Latin America: why did Monsanto profits dip?
The Missouri-based biotech giant Monsanto Company announced on Jan. 7 that its revenues for September through November 2014, the first quarter of the company's current fiscal year, fell to $2.87 billion from $3.14 billion for the same period the year before. The decline was less than analysts had expected. According to Bloomberg News, this was because the losses, including a 12% drop in corn seed sales, were partly offset by sales of Monsanto's new Intacta soybeans, which the company says are genetically modified to withstand pests in South America. But the losses themselves were "in part, due to the reduction in sowing areas in South America," the Spanish agricultural news site agroinformación.com reported. Agroinformación.com also cited resistance to the construction of a seed processing plant in Malvinas Argentinas in Argentina's central Córdoba province. (Bloomberg, Jan. 7; agroinformación.com, Jan. 8)
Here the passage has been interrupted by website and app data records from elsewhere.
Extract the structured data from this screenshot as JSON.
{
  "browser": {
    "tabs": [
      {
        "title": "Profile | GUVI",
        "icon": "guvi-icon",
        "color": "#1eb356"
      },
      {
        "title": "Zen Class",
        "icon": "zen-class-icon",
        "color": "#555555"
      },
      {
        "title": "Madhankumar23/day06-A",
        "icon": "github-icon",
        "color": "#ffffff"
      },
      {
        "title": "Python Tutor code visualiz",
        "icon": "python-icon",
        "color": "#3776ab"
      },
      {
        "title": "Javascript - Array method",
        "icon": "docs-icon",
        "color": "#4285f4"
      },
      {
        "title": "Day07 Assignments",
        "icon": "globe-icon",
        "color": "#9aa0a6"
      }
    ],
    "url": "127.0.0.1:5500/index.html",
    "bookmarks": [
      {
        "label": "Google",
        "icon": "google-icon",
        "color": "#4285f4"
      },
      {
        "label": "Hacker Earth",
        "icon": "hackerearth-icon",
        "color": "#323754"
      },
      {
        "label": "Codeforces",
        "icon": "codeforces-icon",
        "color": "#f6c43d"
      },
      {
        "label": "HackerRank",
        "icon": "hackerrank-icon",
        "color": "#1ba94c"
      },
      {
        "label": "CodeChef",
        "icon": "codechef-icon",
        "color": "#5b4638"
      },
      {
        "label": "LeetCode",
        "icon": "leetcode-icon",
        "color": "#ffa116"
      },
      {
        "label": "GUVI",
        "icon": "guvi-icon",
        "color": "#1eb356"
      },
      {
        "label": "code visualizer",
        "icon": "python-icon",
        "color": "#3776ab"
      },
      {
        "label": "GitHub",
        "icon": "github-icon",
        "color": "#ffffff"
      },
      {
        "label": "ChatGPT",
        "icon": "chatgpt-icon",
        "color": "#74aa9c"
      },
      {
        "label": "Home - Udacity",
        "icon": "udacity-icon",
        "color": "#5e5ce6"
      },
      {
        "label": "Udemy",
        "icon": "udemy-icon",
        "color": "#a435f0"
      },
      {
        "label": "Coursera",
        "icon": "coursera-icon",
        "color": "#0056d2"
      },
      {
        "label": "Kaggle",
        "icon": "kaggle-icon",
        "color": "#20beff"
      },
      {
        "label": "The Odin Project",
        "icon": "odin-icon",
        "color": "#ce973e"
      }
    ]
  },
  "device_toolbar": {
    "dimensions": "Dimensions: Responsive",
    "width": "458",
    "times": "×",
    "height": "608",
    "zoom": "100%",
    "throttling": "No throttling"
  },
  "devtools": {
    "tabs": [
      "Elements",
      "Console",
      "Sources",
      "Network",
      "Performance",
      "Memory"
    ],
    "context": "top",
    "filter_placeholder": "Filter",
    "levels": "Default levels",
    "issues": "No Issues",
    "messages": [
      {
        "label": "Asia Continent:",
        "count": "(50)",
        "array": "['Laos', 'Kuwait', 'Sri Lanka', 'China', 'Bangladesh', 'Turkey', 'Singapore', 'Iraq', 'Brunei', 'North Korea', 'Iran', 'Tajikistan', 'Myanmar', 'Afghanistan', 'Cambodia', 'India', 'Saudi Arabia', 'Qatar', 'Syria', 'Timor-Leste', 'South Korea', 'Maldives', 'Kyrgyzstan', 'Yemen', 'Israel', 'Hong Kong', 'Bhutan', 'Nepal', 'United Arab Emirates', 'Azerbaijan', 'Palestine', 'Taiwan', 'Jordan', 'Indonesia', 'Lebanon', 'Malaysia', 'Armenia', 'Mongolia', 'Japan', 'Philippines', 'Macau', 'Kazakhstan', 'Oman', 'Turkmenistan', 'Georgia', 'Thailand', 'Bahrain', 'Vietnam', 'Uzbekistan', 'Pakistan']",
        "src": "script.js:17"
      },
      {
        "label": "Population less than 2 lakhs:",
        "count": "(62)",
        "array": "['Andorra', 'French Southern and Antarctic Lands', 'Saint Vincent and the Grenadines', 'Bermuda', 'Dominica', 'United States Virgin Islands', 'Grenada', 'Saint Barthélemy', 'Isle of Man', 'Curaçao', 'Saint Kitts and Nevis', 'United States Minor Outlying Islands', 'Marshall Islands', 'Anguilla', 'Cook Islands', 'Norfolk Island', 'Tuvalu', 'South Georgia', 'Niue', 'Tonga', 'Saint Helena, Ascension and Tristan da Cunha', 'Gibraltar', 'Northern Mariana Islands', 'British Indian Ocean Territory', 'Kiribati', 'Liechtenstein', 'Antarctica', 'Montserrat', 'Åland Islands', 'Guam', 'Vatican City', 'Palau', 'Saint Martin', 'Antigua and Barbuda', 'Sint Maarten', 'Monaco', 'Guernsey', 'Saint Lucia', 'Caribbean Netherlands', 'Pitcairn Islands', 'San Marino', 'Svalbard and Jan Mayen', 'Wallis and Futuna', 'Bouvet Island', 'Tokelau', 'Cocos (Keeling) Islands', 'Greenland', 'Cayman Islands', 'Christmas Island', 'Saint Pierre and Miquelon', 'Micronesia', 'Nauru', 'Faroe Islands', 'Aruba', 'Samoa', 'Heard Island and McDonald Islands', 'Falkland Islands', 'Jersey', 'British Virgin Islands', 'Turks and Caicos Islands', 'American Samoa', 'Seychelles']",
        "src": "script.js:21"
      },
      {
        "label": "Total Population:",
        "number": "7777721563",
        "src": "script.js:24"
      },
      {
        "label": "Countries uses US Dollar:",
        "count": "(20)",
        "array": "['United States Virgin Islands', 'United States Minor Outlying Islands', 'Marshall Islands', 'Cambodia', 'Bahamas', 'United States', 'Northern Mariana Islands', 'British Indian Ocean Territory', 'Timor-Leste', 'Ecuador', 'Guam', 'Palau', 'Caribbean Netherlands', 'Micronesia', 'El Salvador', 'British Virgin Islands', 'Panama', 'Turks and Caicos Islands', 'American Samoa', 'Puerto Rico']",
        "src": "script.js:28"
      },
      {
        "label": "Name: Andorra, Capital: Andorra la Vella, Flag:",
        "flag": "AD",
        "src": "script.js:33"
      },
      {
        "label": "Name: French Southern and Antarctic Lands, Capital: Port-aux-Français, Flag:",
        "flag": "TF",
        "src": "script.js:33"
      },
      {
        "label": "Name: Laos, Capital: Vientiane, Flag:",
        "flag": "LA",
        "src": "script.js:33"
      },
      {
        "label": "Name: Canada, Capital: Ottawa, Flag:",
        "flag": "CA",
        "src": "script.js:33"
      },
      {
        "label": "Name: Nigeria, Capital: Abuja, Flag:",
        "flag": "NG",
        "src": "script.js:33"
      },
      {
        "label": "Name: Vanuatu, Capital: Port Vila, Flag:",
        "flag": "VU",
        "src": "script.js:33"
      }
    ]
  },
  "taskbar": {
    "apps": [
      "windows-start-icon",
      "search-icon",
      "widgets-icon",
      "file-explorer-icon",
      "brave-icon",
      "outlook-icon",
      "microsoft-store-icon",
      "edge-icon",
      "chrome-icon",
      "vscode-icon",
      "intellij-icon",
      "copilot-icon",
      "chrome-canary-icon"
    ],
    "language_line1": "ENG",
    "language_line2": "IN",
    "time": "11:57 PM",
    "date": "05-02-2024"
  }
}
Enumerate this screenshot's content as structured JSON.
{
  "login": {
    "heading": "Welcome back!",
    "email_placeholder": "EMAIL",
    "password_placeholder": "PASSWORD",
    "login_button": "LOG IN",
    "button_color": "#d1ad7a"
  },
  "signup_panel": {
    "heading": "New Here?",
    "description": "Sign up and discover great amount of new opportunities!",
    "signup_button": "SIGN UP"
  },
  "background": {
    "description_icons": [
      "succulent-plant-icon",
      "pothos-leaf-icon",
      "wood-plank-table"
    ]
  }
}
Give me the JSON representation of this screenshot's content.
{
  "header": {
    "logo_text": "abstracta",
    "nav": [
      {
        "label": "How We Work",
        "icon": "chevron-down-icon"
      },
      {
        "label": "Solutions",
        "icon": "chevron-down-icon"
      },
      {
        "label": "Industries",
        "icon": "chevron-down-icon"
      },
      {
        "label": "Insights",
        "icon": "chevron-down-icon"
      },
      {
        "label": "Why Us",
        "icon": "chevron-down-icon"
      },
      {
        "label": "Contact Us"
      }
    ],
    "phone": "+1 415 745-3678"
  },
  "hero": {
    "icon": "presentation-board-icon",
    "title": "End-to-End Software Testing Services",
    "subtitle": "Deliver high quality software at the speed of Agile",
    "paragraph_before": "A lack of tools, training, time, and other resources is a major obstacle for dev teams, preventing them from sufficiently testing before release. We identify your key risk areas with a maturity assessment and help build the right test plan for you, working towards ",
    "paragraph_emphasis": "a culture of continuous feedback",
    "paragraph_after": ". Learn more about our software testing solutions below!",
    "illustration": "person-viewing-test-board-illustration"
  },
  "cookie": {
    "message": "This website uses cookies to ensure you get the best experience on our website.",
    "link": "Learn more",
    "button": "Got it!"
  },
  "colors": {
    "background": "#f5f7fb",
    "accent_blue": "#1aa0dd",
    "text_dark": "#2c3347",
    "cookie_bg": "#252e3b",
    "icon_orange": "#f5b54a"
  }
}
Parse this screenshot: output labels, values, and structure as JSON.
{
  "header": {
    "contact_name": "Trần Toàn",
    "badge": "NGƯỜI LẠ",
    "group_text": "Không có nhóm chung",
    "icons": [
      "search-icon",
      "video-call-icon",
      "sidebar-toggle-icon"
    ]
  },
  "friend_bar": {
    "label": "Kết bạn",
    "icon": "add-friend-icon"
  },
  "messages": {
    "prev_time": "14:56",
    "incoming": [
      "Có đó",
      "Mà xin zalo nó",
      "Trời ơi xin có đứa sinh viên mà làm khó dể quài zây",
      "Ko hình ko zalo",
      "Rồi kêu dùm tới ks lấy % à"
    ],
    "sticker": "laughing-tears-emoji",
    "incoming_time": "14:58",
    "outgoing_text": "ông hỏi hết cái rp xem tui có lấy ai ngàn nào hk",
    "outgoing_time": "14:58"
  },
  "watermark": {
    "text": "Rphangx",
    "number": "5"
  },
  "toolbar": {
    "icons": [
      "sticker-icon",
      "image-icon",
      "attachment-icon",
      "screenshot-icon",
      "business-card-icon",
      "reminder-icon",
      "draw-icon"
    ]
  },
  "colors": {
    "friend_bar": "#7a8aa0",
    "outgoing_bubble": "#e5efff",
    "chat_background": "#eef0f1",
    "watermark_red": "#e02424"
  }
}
In December residents of Malvinas Argentinas—a small working-class town near the provincial capital, also named Córdoba—celebrated their success so far in stopping Monsanto's factory, which was to be the company's largest South American seed processing plant. Since September 2013 residents have been blocking construction crews' access to the site. Construction has in fact been suspended since January 2014, when an appeals court ordered the company to produce a new environmental impact study. Although the provincial government initially promoted the construction, in February the province's Environmental Secretariat rejected the company' new study. Monsanto is now reportedly looking at other sites.
Despite activists' apparent success in Malvinas Argentinas—and a growing Latin American movement against Monsanto and other producers of genetically modified (GM) seeds—Argentina's major farmers still rely heavily on the products. The country's huge soybean crop is 100% transgenic, as are 92% of the cotton crop and 84% of the corn crop. The 23.9 million hectares of GM crop in the country represent the world's third largest surface sowed with transgenic seed, after the US with 69.5 million hectares and Brazil with 36.6 million hectares. (BBC Mundo, Dec. 14)
From Weekly News Update on the Americas, January 11.